* [Your objective]:
Work through the lines of the material below, note those with the word "subtitle", and give their number, nothing else.

————

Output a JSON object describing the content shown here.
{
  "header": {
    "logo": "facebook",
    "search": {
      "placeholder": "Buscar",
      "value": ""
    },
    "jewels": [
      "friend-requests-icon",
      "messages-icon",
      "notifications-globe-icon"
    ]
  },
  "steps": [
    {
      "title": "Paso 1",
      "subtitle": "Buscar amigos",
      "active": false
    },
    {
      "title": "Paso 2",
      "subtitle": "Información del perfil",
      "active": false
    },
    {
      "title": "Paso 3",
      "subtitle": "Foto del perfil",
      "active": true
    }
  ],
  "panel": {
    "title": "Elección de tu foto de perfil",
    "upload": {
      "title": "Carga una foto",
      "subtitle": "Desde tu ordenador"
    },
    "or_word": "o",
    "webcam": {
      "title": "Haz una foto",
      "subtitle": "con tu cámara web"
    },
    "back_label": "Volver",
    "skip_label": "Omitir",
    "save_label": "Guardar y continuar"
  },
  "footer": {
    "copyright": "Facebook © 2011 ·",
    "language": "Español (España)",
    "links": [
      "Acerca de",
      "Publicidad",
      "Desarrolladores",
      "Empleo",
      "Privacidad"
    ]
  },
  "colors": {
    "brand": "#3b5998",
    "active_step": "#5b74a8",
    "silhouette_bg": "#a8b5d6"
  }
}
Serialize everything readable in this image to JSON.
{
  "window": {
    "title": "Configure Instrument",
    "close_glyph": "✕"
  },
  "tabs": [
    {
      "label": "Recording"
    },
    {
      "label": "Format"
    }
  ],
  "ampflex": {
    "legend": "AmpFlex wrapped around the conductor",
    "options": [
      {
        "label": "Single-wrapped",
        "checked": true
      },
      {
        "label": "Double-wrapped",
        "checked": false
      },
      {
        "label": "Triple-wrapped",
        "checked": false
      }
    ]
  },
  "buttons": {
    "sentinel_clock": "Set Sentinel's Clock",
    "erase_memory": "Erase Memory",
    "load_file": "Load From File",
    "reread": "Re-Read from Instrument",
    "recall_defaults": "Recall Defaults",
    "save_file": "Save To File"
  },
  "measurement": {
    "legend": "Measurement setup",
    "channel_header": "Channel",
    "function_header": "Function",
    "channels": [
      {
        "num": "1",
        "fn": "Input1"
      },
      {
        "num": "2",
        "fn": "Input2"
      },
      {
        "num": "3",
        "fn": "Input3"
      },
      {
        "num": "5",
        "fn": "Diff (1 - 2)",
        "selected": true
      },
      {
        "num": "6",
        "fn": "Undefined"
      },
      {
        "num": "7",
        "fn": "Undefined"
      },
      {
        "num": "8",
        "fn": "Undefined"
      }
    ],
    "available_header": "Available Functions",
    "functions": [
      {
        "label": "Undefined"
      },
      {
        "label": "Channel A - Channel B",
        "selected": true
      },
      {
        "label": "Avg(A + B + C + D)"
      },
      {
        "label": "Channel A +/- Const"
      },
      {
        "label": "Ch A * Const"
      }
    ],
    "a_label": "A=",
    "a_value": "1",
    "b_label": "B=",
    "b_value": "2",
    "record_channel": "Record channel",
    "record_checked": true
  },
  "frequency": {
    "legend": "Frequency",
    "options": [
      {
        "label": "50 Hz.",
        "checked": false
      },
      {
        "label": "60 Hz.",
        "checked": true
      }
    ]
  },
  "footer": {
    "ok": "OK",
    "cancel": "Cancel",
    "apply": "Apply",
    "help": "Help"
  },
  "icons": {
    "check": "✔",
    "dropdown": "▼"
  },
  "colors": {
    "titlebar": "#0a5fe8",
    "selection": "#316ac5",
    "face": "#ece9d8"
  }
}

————

* [Your solution]:
5